This Enfield-made Martini carbine in .303 British compares favorably with the much later Lee-Enfield No. 5 Mk. 1 – the famous Jungle Carbine.
Even after the Martini-Henry rifle had been retired as the British service weapon, various manufacturers (including the royal arsenal at Enfield) continued to build rifles on the actions in .303 British.
The original .577/.450 Martini-Henry (left) with the .450 Express No. 1, the later .450 Nitro Express, and the .303 British. All .45-caliber English cartridges are descended, one way or another, from the .577/.450.
By Terri Wieland
Thanks to Zulu, the classic 1964 movie starring Michael Caine, the Martini-Henry rifle enjoys a celebrity among citizens at large that is rare among military weapons. Tens of millions of people have seen that movie and, if nothing else, learned about rifle drill in the British Army in 1879.
For anyone who might have missed it, Zulu depicts, with quite admirable accuracy, the battle of Rorke’s Drift, in Natal in 1879. The army awarded 11 Victoria Crosses; in my opinion, there could have been a twelfth, for the Martini-Henry certainly played a heroic role.
The old Martini is one of the lesser-sung military rifles in history. It was not used for long – about 15 years – and was really a transitional weapon between the muzzleloader and the repeating cartridge rifle. Still, it had an enormous impact in several different ways. After it was officially retired in favor of the bolt-action Lee-Metford in 1888, stocks of Martini-Henrys were distributed to colonial troops, militia battalions, hunters, and target shooters throughout the Empire – and that meant, literally, throughout the world. For a century afterwards, you could walk into a farmhouse in Kenya, Rhodesia, Natal, Saskatchewan, New Zealand, or New South Wales and find a Martini-Henry behind the door, ready for action.
Over the long term, its cartridge, the .577/.450, was even more influential than the rifle itself. For one thing, its 480-grain bullet set the standard for .45-caliber dangerous-game cartridges that lasts to this day. Subsequent nitro-express cartridges, starting with the .450 NE in 1898, used 480-grain bullets. When .450s were banned in India and the Sudan around 1905, to keep ammunition out of the hands of insurgents, it was because there were so many old Martini-Henrys in the hands of the would-be rebels. Substitutes for the .450 NE included the .470 Nitro Express, .475 No. 2 NE, and Holland & Holland’s .500/.465. More often than not, the standard bullet weight was 480 grains.

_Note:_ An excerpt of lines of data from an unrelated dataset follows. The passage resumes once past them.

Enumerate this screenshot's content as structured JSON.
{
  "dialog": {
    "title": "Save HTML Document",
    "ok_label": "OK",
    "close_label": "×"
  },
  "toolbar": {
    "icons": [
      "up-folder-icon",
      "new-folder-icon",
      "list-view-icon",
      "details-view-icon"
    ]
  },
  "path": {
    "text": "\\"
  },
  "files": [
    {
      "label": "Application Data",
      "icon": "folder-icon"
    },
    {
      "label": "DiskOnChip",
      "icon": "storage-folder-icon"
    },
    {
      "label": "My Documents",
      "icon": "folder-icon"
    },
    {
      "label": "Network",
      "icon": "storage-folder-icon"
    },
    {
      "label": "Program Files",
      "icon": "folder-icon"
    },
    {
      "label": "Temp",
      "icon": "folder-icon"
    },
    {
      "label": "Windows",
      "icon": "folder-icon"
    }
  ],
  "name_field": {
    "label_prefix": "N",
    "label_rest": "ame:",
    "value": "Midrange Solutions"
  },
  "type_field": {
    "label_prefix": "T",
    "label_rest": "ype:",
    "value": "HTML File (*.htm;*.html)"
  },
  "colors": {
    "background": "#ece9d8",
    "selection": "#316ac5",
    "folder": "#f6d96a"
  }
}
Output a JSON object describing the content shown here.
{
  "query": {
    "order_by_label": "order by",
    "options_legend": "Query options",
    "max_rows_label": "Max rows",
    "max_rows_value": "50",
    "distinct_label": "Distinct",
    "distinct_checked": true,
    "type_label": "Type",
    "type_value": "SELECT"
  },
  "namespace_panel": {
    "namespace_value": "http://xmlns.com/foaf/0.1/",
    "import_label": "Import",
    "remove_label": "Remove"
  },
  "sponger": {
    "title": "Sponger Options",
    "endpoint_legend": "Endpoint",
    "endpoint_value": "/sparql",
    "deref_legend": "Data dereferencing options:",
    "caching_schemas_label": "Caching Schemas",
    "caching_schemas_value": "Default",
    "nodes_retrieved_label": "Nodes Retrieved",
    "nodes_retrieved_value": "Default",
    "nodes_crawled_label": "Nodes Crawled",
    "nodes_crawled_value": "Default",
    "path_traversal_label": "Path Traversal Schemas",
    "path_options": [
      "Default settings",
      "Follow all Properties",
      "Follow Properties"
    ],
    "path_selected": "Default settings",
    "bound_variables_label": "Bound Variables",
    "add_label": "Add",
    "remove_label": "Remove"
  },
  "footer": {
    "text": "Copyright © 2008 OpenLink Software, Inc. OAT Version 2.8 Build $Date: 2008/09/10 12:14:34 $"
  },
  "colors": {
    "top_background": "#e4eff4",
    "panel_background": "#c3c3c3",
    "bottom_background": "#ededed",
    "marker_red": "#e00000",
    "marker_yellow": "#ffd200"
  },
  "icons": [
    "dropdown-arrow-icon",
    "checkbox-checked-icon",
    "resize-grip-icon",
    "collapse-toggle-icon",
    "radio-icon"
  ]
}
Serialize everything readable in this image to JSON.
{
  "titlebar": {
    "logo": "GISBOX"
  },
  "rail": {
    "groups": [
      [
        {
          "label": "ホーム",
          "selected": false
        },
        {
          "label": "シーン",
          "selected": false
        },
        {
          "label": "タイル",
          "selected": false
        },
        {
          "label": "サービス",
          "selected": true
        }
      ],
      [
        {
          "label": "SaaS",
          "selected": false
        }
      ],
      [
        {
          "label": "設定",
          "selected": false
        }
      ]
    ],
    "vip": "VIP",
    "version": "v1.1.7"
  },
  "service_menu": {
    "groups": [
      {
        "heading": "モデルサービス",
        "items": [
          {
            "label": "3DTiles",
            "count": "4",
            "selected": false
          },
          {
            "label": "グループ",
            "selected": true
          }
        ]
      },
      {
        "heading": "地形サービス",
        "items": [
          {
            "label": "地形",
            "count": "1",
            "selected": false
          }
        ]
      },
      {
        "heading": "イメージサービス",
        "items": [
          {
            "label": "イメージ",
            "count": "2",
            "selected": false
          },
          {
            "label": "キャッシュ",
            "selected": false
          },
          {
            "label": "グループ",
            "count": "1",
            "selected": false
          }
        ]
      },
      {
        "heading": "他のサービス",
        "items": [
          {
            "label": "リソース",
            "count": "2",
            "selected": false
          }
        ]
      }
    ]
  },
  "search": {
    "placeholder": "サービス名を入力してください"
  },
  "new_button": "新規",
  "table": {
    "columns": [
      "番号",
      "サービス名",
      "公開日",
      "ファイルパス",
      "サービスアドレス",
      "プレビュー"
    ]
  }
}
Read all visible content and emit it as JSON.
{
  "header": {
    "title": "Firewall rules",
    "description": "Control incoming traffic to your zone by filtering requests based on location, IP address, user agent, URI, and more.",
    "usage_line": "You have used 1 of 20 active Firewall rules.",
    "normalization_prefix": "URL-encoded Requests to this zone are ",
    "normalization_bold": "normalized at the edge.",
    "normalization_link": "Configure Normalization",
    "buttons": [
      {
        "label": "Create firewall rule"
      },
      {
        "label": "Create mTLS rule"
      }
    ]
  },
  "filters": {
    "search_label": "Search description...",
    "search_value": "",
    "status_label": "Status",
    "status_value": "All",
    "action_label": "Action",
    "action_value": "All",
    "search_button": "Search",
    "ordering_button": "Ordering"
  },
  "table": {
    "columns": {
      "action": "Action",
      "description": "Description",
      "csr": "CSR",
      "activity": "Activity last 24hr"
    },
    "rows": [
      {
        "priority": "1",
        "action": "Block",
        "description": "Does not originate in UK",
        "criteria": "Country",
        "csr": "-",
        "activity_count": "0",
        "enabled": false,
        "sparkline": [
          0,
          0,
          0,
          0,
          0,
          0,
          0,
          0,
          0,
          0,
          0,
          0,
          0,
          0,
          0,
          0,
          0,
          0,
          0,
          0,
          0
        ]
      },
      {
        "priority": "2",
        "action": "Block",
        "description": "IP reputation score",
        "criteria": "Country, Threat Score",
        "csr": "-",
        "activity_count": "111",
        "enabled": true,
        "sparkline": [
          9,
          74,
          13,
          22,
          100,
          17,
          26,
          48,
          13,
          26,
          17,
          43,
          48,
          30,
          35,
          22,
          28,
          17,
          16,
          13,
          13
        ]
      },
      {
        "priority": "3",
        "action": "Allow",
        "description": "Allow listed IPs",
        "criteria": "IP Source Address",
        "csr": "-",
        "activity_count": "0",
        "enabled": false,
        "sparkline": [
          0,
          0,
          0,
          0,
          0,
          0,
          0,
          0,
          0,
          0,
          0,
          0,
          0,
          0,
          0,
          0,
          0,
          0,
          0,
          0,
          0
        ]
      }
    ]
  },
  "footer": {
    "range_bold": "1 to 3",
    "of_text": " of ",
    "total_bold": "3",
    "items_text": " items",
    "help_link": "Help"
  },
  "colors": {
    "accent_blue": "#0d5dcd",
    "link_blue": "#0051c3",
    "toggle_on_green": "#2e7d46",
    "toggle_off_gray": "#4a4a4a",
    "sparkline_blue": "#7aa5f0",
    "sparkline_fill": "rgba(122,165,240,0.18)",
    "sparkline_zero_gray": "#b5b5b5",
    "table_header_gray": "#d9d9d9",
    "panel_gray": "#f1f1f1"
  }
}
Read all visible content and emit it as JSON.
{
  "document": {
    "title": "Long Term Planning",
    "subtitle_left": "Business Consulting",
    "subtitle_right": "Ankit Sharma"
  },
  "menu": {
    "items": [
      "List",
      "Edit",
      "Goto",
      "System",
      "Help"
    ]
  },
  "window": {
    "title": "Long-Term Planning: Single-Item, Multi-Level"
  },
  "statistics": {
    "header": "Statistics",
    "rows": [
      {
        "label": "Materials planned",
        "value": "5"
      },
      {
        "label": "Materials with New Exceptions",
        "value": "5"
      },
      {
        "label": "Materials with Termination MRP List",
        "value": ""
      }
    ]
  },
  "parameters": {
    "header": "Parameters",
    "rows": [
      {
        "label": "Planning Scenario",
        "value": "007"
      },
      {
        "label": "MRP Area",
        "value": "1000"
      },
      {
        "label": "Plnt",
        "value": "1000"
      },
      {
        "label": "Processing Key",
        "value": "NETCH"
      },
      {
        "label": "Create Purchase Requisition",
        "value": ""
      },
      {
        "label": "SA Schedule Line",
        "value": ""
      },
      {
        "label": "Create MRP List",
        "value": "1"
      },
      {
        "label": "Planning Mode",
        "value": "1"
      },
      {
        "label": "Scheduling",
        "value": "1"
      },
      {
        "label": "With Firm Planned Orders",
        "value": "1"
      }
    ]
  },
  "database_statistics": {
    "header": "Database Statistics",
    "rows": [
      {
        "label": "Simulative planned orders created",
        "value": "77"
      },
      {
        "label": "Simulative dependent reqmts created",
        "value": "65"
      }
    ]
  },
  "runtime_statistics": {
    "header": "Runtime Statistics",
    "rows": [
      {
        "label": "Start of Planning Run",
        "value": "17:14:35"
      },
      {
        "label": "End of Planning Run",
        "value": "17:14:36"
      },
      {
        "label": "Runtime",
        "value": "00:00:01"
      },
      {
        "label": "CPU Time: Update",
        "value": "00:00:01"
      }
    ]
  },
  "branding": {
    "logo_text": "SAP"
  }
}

The Martini-Henry proved to be so durable, reliable, and adaptable that many were rebarreled to .303 British after 1888, and thousands of new Martinis were also made in .303. Many of these continue in service to this day. With .303 British ammunition one of the most common calibers to be found from Cairo to the Cape, it was natural to arm everything from game scouts and park rangers to camp guards and farm workers with them.
The flip side of that coin is that untold numbers of African animals have been either poached, or wounded, by a Martini-Henry, whether chambered in .577/.450 or .303 British, but that is hardly the rifle’s fault.
A lesser known negative of the old Martini is its horrid recoil. Viewers of Zulu might contest that statement, since every shot fired in the movie appeared to have no recoil at all, nor was there much in the way of black-powder smoke. Of course not – they were using blanks. The real-life Martini was noted for brutal recoil, mainly because of the shape of the stock. For its time, however, it was extremely fast to operate – tests showed trained infantrymen capable of maintaining a rate of fire of 20 rounds per minute. The roughly 140 defenders of Rorke’s Drift fired more than 20,000 rounds during the battle. Considering there were 4,000 Zulu attackers, the Martini’s rate of fire evened the odds somewhat.
The rifle is also enormously strong. Tests at the Providence Tool Company in Rhode Island, at the time they were fulfilling a contract to supply 600,000 Martini-Henrys to the Ottoman Empire, proved the action to be a beast. At one point, they put five (5) 480-grain bullets in the barrel ahead of a double charge of gunpowder. The rifle took it without a whimper.
It’s no wonder, then, that the Martini-Henry is still relatively common to find in use, 140 years after it was retired from the British service as obsolete. A 480-grain, hard-cast bullet, in the right place, will still stop virtually anything, and there is little in the way of plains game that can’t be taken with the .303.
To the best of my knowledge, Kynamco in England is the only company that now manufactures .577/.450 Martini-Henry ammunition. Finding some would be the difficulty. If you want to shoot one, handloading is about the only real option. Fortunately, with a little work, brass can be fashioned from .577 cases, which will take Boxer primers; the Martini can handle smokeless-powder pressures with no problem, and cast bullets are common as dirt.
In fact, loading some ammunition and trying to match the 20 rounds a minute record of a Victorian infantrymen would be an interesting challenge. Let me know how you make out.